== TASK STATEMENT ==
Each record that follows is to be output in full, precisely as written.

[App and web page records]
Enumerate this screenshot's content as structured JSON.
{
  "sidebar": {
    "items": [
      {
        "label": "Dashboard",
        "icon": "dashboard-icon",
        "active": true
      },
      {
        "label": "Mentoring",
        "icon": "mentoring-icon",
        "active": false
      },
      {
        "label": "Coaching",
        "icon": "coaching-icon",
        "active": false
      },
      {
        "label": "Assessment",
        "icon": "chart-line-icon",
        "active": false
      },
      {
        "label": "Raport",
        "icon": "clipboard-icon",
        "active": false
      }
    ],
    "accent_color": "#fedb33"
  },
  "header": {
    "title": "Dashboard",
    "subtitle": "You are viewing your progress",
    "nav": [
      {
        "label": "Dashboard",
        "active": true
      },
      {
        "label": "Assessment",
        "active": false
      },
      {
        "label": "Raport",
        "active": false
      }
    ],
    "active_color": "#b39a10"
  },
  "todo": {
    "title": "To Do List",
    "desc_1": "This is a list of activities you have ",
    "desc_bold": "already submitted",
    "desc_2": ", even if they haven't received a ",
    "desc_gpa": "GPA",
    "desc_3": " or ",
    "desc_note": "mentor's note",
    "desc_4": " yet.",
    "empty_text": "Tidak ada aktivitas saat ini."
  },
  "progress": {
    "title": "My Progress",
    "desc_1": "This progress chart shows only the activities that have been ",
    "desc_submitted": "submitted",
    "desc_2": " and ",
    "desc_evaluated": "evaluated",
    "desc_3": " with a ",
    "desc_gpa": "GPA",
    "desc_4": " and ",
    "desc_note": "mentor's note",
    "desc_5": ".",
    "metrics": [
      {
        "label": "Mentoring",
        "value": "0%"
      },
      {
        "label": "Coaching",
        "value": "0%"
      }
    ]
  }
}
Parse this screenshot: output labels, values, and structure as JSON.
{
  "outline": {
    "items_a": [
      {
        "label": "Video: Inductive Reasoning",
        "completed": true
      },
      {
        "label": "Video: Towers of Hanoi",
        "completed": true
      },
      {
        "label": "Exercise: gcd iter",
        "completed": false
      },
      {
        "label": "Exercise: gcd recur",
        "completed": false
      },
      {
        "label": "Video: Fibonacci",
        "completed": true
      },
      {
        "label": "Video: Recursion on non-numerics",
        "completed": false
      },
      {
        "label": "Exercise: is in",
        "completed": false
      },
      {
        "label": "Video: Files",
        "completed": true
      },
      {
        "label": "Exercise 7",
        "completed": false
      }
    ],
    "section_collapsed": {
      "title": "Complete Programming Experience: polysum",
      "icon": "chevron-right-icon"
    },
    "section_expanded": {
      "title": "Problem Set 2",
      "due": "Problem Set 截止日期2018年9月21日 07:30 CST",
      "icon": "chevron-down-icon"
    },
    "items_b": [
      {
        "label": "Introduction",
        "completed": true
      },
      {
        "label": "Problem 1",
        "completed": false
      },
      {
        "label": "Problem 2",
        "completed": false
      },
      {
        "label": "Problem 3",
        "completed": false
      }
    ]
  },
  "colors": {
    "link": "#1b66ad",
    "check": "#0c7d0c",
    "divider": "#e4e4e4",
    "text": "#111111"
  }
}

== WRITTEN SOLUTION ==
Enumerate this screenshot's content as structured JSON.
{
  "sidebar": {
    "items": [
      {
        "label": "Dashboard",
        "icon": "dashboard-icon",
        "active": true
      },
      {
        "label": "Mentoring",
        "icon": "mentoring-icon",
        "active": false
      },
      {
        "label": "Coaching",
        "icon": "coaching-icon",
        "active": false
      },
      {
        "label": "Assessment",
        "icon": "chart-line-icon",
        "active": false
      },
      {
        "label": "Raport",
        "icon": "clipboard-icon",
        "active": false
      }
    ],
    "accent_color": "#fedb33"
  },
  "header": {
    "title": "Dashboard",
    "subtitle": "You are viewing your progress",
    "nav": [
      {
        "label": "Dashboard",
        "active": true
      },
      {
        "label": "Assessment",
        "active": false
      },
      {
        "label": "Raport",
        "active": false
      }
    ],
    "active_color": "#b39a10"
  },
  "todo": {
    "title": "To Do List",
    "desc_1": "This is a list of activities you have ",
    "desc_bold": "already submitted",
    "desc_2": ", even if they haven't received a ",
    "desc_gpa": "GPA",
    "desc_3": " or ",
    "desc_note": "mentor's note",
    "desc_4": " yet.",
    "empty_text": "Tidak ada aktivitas saat ini."
  },
  "progress": {
    "title": "My Progress",
    "desc_1": "This progress chart shows only the activities that have been ",
    "desc_submitted": "submitted",
    "desc_2": " and ",
    "desc_evaluated": "evaluated",
    "desc_3": " with a ",
    "desc_gpa": "GPA",
    "desc_4": " and ",
    "desc_note": "mentor's note",
    "desc_5": ".",
    "metrics": [
      {
        "label": "Mentoring",
        "value": "0%"
      },
      {
        "label": "Coaching",
        "value": "0%"
      }
    ]
  }
}
Parse this screenshot: output labels, values, and structure as JSON.
{
  "outline": {
    "items_a": [
      {
        "label": "Video: Inductive Reasoning",
        "completed": true
      },
      {
        "label": "Video: Towers of Hanoi",
        "completed": true
      },
      {
        "label": "Exercise: gcd iter",
        "completed": false
      },
      {
        "label": "Exercise: gcd recur",
        "completed": false
      },
      {
        "label": "Video: Fibonacci",
        "completed": true
      },
      {
        "label": "Video: Recursion on non-numerics",
        "completed": false
      },
      {
        "label": "Exercise: is in",
        "completed": false
      },
      {
        "label": "Video: Files",
        "completed": true
      },
      {
        "label": "Exercise 7",
        "completed": false
      }
    ],
    "section_collapsed": {
      "title": "Complete Programming Experience: polysum",
      "icon": "chevron-right-icon"
    },
    "section_expanded": {
      "title": "Problem Set 2",
      "due": "Problem Set 截止日期2018年9月21日 07:30 CST",
      "icon": "chevron-down-icon"
    },
    "items_b": [
      {
        "label": "Introduction",
        "completed": true
      },
      {
        "label": "Problem 1",
        "completed": false
      },
      {
        "label": "Problem 2",
        "completed": false
      },
      {
        "label": "Problem 3",
        "completed": false
      }
    ]
  },
  "colors": {
    "link": "#1b66ad",
    "check": "#0c7d0c",
    "divider": "#e4e4e4",
    "text": "#111111"
  }
}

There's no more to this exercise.